On January 13, 2021, the United States Patent & Trademark Office (USPTO) released a report entitled Trademarks and patents in China: The impact of non-market factors on filing trends and IP systems. The report covers patent and trademark filing trends in China and the United States and the non-markets factors (i.e., money) behind the filing trends. For example, China has reportedly adopted more than 70 subnational trademark subsidy measures, including measures for domestic and foreign applications and
registrations. Further, all 31 Chinese provinces/municipalities have patent subsidy measures.
As can be seen in Figure 1 Chinese trademark filings are significantly higher than other countries. The USPTO explains that subsidies may play a major role “because the amount of these subsidies often exceeds the cost of registering a trademark, a rational economic actor in China may choose to pursue a trademark application without any intention to use the mark in commerce.” This was evidenced “the USPTO experienc[ing] a
surge in fraudulent trademark applications originating
in China” after Shenzhen and other cities started offering subsidies for foreign trademarks.
The particulars of the Shenzhen situation are instructive. In 2013, Shenzhen issued operating procedures that allowed applicants to seek a subsidy of RMB 5,000 (approximately $750) for trademark registrations in eligible foreign countries, including the United States.12 After the USPTO lowered the fee for its lowest-cost, fully electronic applications to $225 in
2015, the cost to file at the USPTO was substantially lower than the amount of the subsidy.13 In four years (fiscal years 2013–2017), U.S. trademark filings from China increased by 1,264 percent, with applications from Shenzhen accounting for more than 42 percent of applications from China in fiscal year 2017.
Other factors driving trademark filings include a government mandate to state-owned enterprises (SOEs) to increase by 50 percent their trademark filings under the Madrid System for the International Registration of Marks and third parties trying to profit from bad-faith trademark filings by “ransoming” legitimate trademark owners’ trademark rights or other means. Ironically, this causes a fourth reason: legitimate brand owners filing defensive trademark applications to preempt bad-faith filers.
Note that bad-faith trademark filings in China may start dropping due to the most recent amendments to the trademark law that explicitly prohibit bad-faith trademarks and imposes penalties on both trademark applicants and the trademark agencies that file bad-faith trademarks. Further, the China National Intellectual Property Administration (CNIPA) issued Administrative Measures for Trademark Agencies (Draft for Comment) (商标代理管理办法 (征求意见稿)) that specifies punishments for trademark agencies that file bad-faith trademark applications on behalf of their clients.

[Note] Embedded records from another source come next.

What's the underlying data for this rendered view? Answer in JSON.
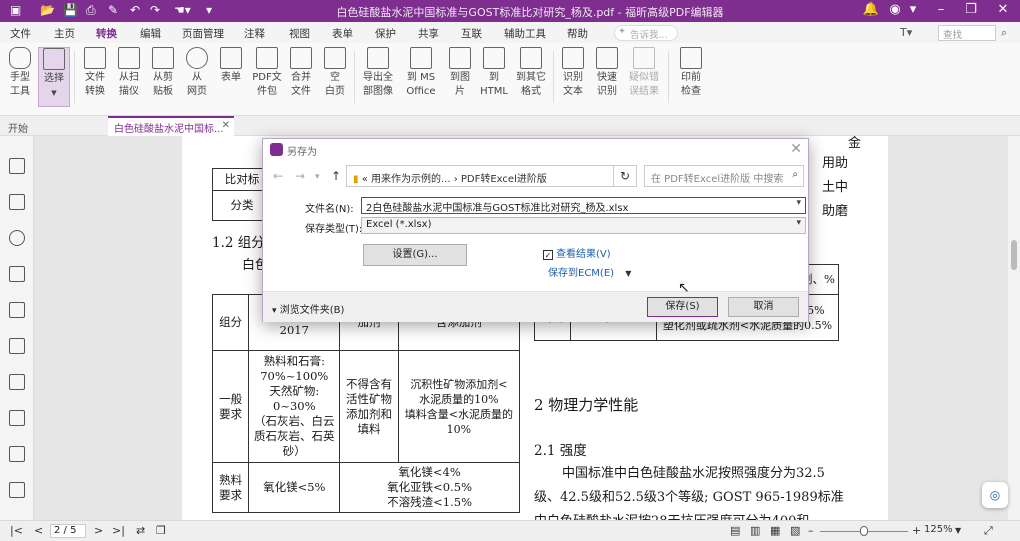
{
  "window": {
    "title": "白色硅酸盐水泥中国标准与GOST标准比对研究_杨及.pdf - 福昕高级PDF编辑器",
    "accent": "#7e2e8f"
  },
  "menu": {
    "items": [
      "文件",
      "主页",
      "转换",
      "编辑",
      "页面管理",
      "注释",
      "视图",
      "表单",
      "保护",
      "共享",
      "互联",
      "辅助工具",
      "帮助"
    ],
    "active": "转换",
    "tell_me": "告诉我...",
    "search": "查找"
  },
  "ribbon": {
    "buttons": [
      {
        "label": "手型\n工具"
      },
      {
        "label": "选择"
      },
      {
        "label": "文件\n转换"
      },
      {
        "label": "从扫\n描仪"
      },
      {
        "label": "从剪\n贴板"
      },
      {
        "label": "从\n网页"
      },
      {
        "label": "表单"
      },
      {
        "label": "PDF文\n件包"
      },
      {
        "label": "合并\n文件"
      },
      {
        "label": "空\n白页"
      },
      {
        "label": "导出全\n部图像"
      },
      {
        "label": "到 MS\nOffice"
      },
      {
        "label": "到图\n片"
      },
      {
        "label": "到\nHTML"
      },
      {
        "label": "到其它\n格式"
      },
      {
        "label": "识别\n文本"
      },
      {
        "label": "快速\n识别"
      },
      {
        "label": "疑似错\n误结果"
      },
      {
        "label": "印前\n检查"
      }
    ]
  },
  "tabs": {
    "home": "开始",
    "doc": "白色硅酸盐水泥中国标..."
  },
  "document": {
    "frag_top_right": [
      "金",
      "用助",
      "土中",
      "助磨"
    ],
    "table1": {
      "header": "比对标",
      "row": "分类"
    },
    "section12": "1.2  组分",
    "sub12": "白色",
    "table2": {
      "col_group": "组分",
      "col_c": "C",
      "col_year": "2017",
      "col_with": "含添加剂",
      "col_add": "加剂",
      "general": "一般\n要求",
      "general_cells": [
        "熟料和石膏:\n70%~100%\n天然矿物:\n0~30%\n（石灰岩、白云\n质石灰岩、石英\n砂）",
        "不得含有\n活性矿物\n添加剂和\n填料",
        "沉积性矿物添加剂<\n水泥质量的10%\n填料含量<水泥质量的\n10%"
      ],
      "clinker": "熟料\n要求",
      "clinker_cells": [
        "氧化镁<5%",
        "氧化镁<4%\n氧化亚铁<0.5%\n不溶残渣<1.5%"
      ]
    },
    "table3": {
      "row_a": "加剂、%",
      "row_b1": "助剂",
      "row_b2": "量的0.5%",
      "row_b3": "有机添加剂<水泥质量的0.15%\n塑化剂或疏水剂<水泥质量的0.5%"
    },
    "section2": "2   物理力学性能",
    "section21": "2.1  强度",
    "para": [
      "中国标准中白色硅酸盐水泥按照强度分为32.5",
      "级、42.5级和52.5级3个等级; GOST 965-1989标准",
      "中白色硅酸盐水泥按28天抗压强度可分为400和"
    ]
  },
  "dialog": {
    "title": "另存为",
    "path": "«  用来作为示例的...  ›  PDF转Excel进阶版",
    "search_placeholder": "在 PDF转Excel进阶版 中搜索",
    "filename_label": "文件名(N):",
    "filename_value": "2白色硅酸盐水泥中国标准与GOST标准比对研究_杨及.xlsx",
    "type_label": "保存类型(T):",
    "type_value": "Excel (*.xlsx)",
    "settings": "设置(G)...",
    "view_result": "查看结果(V)",
    "view_result_checked": true,
    "save_ecm": "保存到ECM(E)",
    "browse": "浏览文件夹(B)",
    "save": "保存(S)",
    "cancel": "取消"
  },
  "status": {
    "page": "2 / 5",
    "zoom": "125%",
    "zoom_level": 0.5
  }
}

Chinese-originated patents have additional non-market incentives according to the report, especially monetary incentives. The USPTO report stated there are 195 reported patent subsidy measures in China. In addition, there are government targets – “on March 11, 2020, China directed
its 128 centrally owned enterprises to double their holdings of U.S. and other foreign patents by 2025.”

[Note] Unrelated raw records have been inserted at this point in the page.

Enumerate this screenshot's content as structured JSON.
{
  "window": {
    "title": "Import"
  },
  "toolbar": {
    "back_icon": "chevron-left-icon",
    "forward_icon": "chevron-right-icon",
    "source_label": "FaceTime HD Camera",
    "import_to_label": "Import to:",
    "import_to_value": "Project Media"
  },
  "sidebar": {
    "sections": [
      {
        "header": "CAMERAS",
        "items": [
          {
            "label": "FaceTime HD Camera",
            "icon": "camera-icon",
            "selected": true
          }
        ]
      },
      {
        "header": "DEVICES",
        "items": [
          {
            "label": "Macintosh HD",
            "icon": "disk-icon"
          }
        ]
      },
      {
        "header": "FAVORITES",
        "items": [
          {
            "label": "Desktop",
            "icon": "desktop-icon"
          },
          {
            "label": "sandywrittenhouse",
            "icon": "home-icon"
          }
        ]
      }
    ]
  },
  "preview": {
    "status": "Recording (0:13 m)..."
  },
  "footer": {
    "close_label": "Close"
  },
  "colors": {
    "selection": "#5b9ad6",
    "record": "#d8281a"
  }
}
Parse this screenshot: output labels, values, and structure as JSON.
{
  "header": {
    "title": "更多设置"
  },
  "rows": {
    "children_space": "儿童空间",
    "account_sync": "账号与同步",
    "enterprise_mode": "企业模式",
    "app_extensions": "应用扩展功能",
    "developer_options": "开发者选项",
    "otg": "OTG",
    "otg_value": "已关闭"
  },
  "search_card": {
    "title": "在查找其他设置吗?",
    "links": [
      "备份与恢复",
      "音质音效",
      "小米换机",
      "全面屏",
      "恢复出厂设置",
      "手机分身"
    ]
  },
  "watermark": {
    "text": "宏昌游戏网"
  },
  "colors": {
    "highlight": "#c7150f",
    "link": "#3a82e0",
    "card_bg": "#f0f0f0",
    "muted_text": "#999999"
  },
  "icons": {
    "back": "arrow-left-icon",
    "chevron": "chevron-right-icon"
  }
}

Subsidies are likely a major factor in the growth of Patent Cooperation Treaty (PCT) applications, in which China was the top filer in 2019. For example, the city of Shanghai provides a patent subsidy of 50,000 RMB (~$7,700 USD) for each foreign patent granted via the PCT versus 40,000 RMB for each foreign patent grant that was filed directly (e.g., via Paris Convention). However, the subsidy for the grant of Chinese patents is only 2,500 RMB.

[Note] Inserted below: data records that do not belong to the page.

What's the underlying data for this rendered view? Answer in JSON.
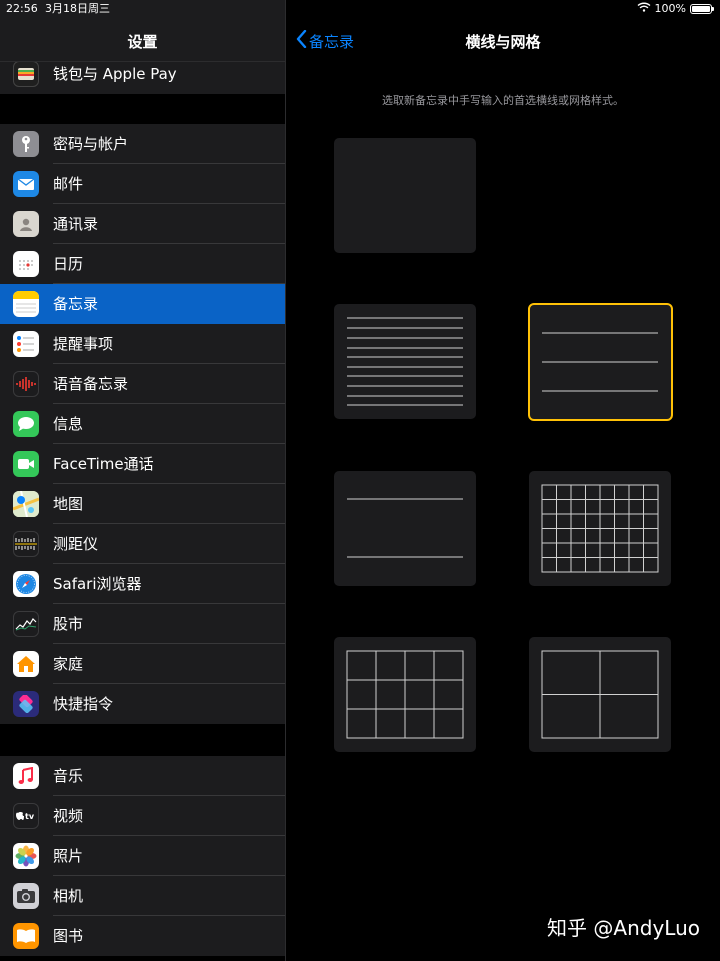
{
  "status": {
    "time": "22:56",
    "date": "3月18日周三",
    "battery": "100%"
  },
  "sidebar": {
    "title": "设置",
    "groups": [
      {
        "items": [
          {
            "label": "钱包与 Apple Pay",
            "icon": "wallet-icon"
          }
        ]
      },
      {
        "items": [
          {
            "label": "密码与帐户",
            "icon": "key-icon"
          },
          {
            "label": "邮件",
            "icon": "mail-icon"
          },
          {
            "label": "通讯录",
            "icon": "contacts-icon"
          },
          {
            "label": "日历",
            "icon": "calendar-icon"
          },
          {
            "label": "备忘录",
            "icon": "notes-icon"
          },
          {
            "label": "提醒事项",
            "icon": "reminders-icon"
          },
          {
            "label": "语音备忘录",
            "icon": "voice-memos-icon"
          },
          {
            "label": "信息",
            "icon": "messages-icon"
          },
          {
            "label": "FaceTime通话",
            "icon": "facetime-icon"
          },
          {
            "label": "地图",
            "icon": "maps-icon"
          },
          {
            "label": "测距仪",
            "icon": "measure-icon"
          },
          {
            "label": "Safari浏览器",
            "icon": "safari-icon"
          },
          {
            "label": "股市",
            "icon": "stocks-icon"
          },
          {
            "label": "家庭",
            "icon": "home-icon"
          },
          {
            "label": "快捷指令",
            "icon": "shortcuts-icon"
          }
        ]
      },
      {
        "items": [
          {
            "label": "音乐",
            "icon": "music-icon"
          },
          {
            "label": "视频",
            "icon": "tv-icon"
          },
          {
            "label": "照片",
            "icon": "photos-icon"
          },
          {
            "label": "相机",
            "icon": "camera-icon"
          },
          {
            "label": "图书",
            "icon": "books-icon"
          }
        ]
      }
    ]
  },
  "detail": {
    "back_label": "备忘录",
    "title": "横线与网格",
    "hint": "选取新备忘录中手写输入的首选横线或网格样式。",
    "options": [
      {
        "name": "blank-option",
        "selected": false
      },
      {
        "name": "small-lines-option",
        "selected": false
      },
      {
        "name": "medium-lines-option",
        "selected": true
      },
      {
        "name": "large-lines-option",
        "selected": false
      },
      {
        "name": "small-grid-option",
        "selected": false
      },
      {
        "name": "medium-grid-option",
        "selected": false
      },
      {
        "name": "large-grid-option",
        "selected": false
      }
    ]
  },
  "colors": {
    "accent": "#0a84ff",
    "selection": "#0a63c6",
    "selected_border": "#ffc107"
  },
  "watermark": "知乎 @AndyLuo"
}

Not mentioned in the report is that many city districts offer additional or alternative monetary incentives to city-level subsidies. For example, the Pudong district used to offer 100,000 RMB per foreign patent, which could be combined with Zhangjiang Hi-Tech Park’s 100,000 RMB subsidy for foreign patent for a total of 200,000 RMB (almost $31,000 USD in total). (Zhangjiang Hi-Tech Park is a technology park located in Pudong, Shanghai). Both policies appear to have been removed from the official websites.
Likely, these high subsidies encourage the filing of patents to profit off the subsidies instead of protecting innovation.
Other Chinese patent incentives not listed in the report include lower Chinese corporate income tax rates via the High New Tech Enterprise program, listing (IPO) requirement for the Shanghai Stock Exchange’s Science & Technology Board, and reportedly reduced prison sentences.
The full report is available here: USPTO-TrademarkPatentsInChina.